I think it’s time to retire that response once and for all. Diversifying our workforce requires open-mindedness to different ideas and opinions that, in turn, lead to growth, creativity, and innovation.
If shop owners can embrace a culture of curiosity and welcome “Why?” into their facilities, they’ll benefit from employees offering unique perspectives and innovative solutions—and so will their clients.
Break the Hiring Mold to Diversify the Workforce
Embracing the idea of a diverse workplace and getting comfortable with the “Why?” questions that follow are only the first steps toward meaningful change. Next—and most importantly—shop owners must practice what they preach and actually hire a diverse team.
Some shops might say, “We want to hire more women.” But if they only green-light applications from men out of habit, they’ll never achieve their goal. There must be a deliberate push to break the mold and hire people who wouldn’t always have “fit in.”
Look, I know there’s comfort in the familiar, but growth comes from change.
Here’s the major mental hurdle that precision machine shop owners need to embrace: diversity in and of itself means that not everyone will “fit in” or “fit together” perfectly at work—and that’s okay. We must accept that fact if we want a diverse workforce (and successful businesses).

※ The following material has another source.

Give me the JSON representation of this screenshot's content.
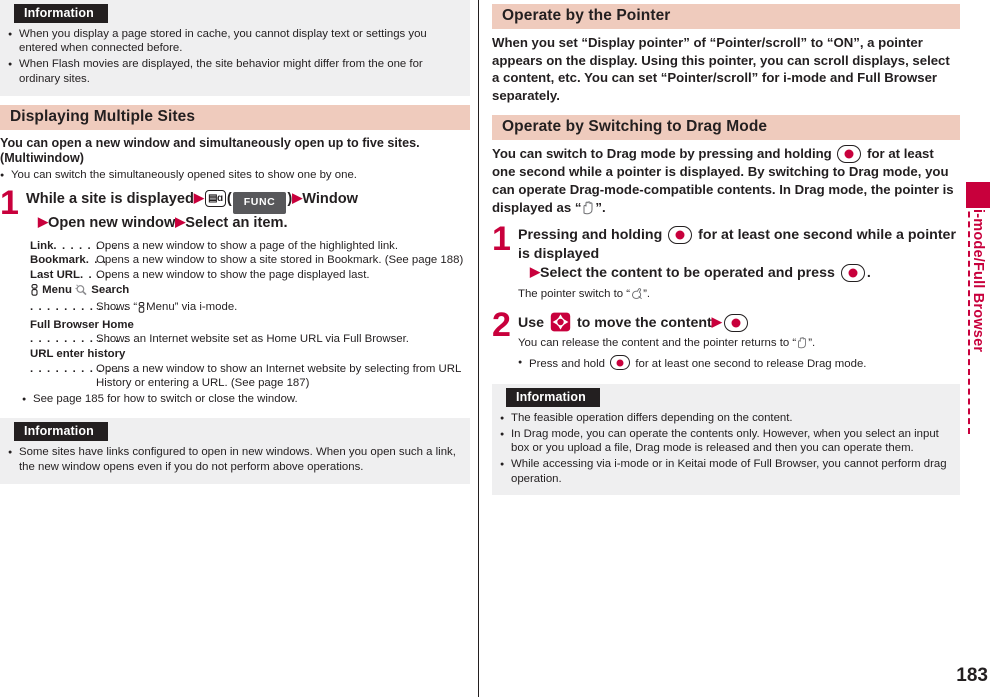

It will take work—costing time and money to identify areas of improvement and actionable strategies to hire a more diverse team. But I believe the return will be well worth the investment.
What are your thoughts on diversifying the manufacturing workforce? Get in touch! I’d love to hear your insights and learn about how you’re diversifying your shop.